=== Supplied records ===

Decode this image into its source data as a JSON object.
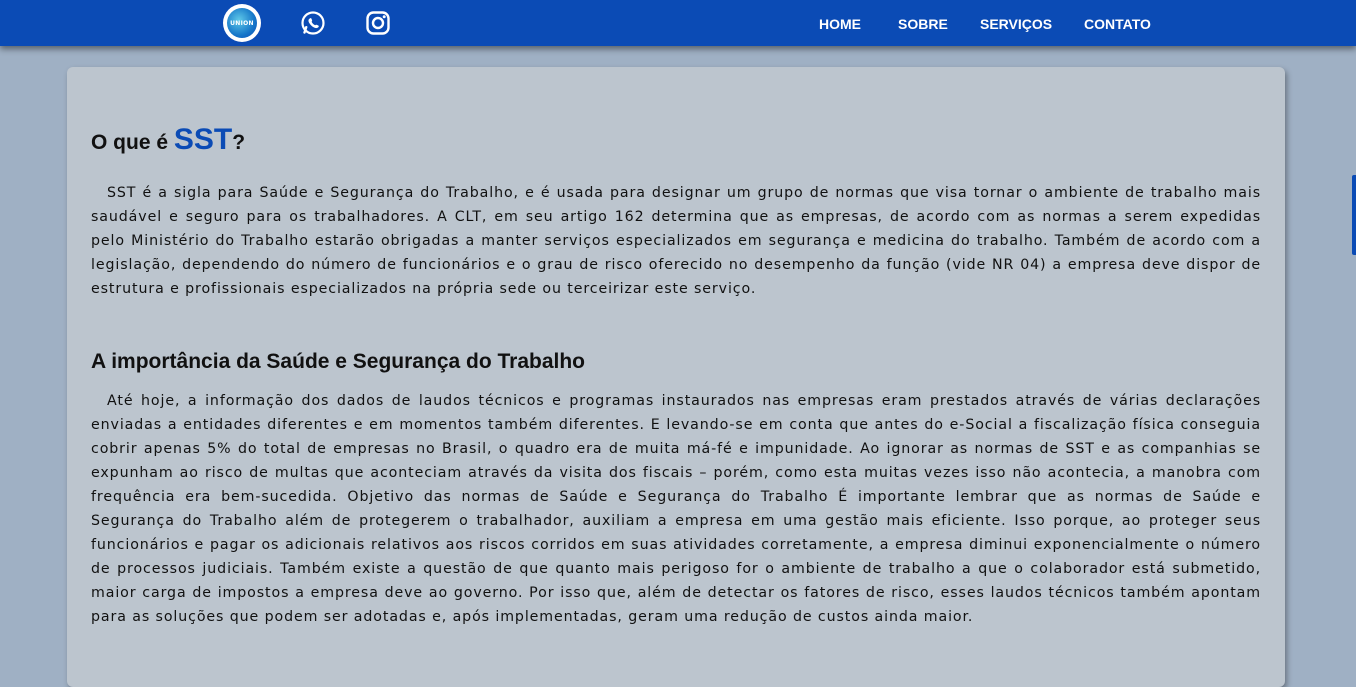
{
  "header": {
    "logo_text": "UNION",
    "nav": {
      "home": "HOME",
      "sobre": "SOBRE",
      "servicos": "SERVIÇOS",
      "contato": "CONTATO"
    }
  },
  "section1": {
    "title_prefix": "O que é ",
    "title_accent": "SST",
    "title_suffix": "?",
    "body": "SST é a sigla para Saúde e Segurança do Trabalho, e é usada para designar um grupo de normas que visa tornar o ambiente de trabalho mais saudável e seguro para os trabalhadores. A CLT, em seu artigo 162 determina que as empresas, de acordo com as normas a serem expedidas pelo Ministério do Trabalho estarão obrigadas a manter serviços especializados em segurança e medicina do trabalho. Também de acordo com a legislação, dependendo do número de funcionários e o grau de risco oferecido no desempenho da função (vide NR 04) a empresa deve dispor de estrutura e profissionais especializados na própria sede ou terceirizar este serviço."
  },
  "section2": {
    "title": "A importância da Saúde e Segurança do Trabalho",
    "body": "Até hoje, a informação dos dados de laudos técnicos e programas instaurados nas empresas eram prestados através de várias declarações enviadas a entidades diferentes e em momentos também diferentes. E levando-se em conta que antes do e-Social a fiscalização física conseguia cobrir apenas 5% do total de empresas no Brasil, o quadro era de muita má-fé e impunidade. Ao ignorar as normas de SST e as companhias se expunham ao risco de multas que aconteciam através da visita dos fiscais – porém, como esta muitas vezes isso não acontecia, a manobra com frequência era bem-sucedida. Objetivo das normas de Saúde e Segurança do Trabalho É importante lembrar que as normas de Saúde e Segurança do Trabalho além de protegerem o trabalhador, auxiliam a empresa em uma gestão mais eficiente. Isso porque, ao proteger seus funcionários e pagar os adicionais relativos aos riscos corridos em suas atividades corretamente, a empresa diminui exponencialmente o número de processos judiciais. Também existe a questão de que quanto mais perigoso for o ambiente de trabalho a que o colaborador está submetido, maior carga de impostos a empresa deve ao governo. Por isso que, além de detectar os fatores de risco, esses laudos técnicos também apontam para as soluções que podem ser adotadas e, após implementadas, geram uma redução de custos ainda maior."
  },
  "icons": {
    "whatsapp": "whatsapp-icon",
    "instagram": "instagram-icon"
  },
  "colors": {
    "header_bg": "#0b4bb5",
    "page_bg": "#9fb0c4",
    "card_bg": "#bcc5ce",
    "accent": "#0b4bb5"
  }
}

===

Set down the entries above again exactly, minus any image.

Decode this image into its source data as a JSON object.
{
  "header": {
    "logo_text": "UNION",
    "nav": {
      "home": "HOME",
      "sobre": "SOBRE",
      "servicos": "SERVIÇOS",
      "contato": "CONTATO"
    }
  },
  "section1": {
    "title_prefix": "O que é ",
    "title_accent": "SST",
    "title_suffix": "?",
    "body": "SST é a sigla para Saúde e Segurança do Trabalho, e é usada para designar um grupo de normas que visa tornar o ambiente de trabalho mais saudável e seguro para os trabalhadores. A CLT, em seu artigo 162 determina que as empresas, de acordo com as normas a serem expedidas pelo Ministério do Trabalho estarão obrigadas a manter serviços especializados em segurança e medicina do trabalho. Também de acordo com a legislação, dependendo do número de funcionários e o grau de risco oferecido no desempenho da função (vide NR 04) a empresa deve dispor de estrutura e profissionais especializados na própria sede ou terceirizar este serviço."
  },
  "section2": {
    "title": "A importância da Saúde e Segurança do Trabalho",
    "body": "Até hoje, a informação dos dados de laudos técnicos e programas instaurados nas empresas eram prestados através de várias declarações enviadas a entidades diferentes e em momentos também diferentes. E levando-se em conta que antes do e-Social a fiscalização física conseguia cobrir apenas 5% do total de empresas no Brasil, o quadro era de muita má-fé e impunidade. Ao ignorar as normas de SST e as companhias se expunham ao risco de multas que aconteciam através da visita dos fiscais – porém, como esta muitas vezes isso não acontecia, a manobra com frequência era bem-sucedida. Objetivo das normas de Saúde e Segurança do Trabalho É importante lembrar que as normas de Saúde e Segurança do Trabalho além de protegerem o trabalhador, auxiliam a empresa em uma gestão mais eficiente. Isso porque, ao proteger seus funcionários e pagar os adicionais relativos aos riscos corridos em suas atividades corretamente, a empresa diminui exponencialmente o número de processos judiciais. Também existe a questão de que quanto mais perigoso for o ambiente de trabalho a que o colaborador está submetido, maior carga de impostos a empresa deve ao governo. Por isso que, além de detectar os fatores de risco, esses laudos técnicos também apontam para as soluções que podem ser adotadas e, após implementadas, geram uma redução de custos ainda maior."
  },
  "icons": {
    "whatsapp": "whatsapp-icon",
    "instagram": "instagram-icon"
  },
  "colors": {
    "header_bg": "#0b4bb5",
    "page_bg": "#9fb0c4",
    "card_bg": "#bcc5ce",
    "accent": "#0b4bb5"
  }
}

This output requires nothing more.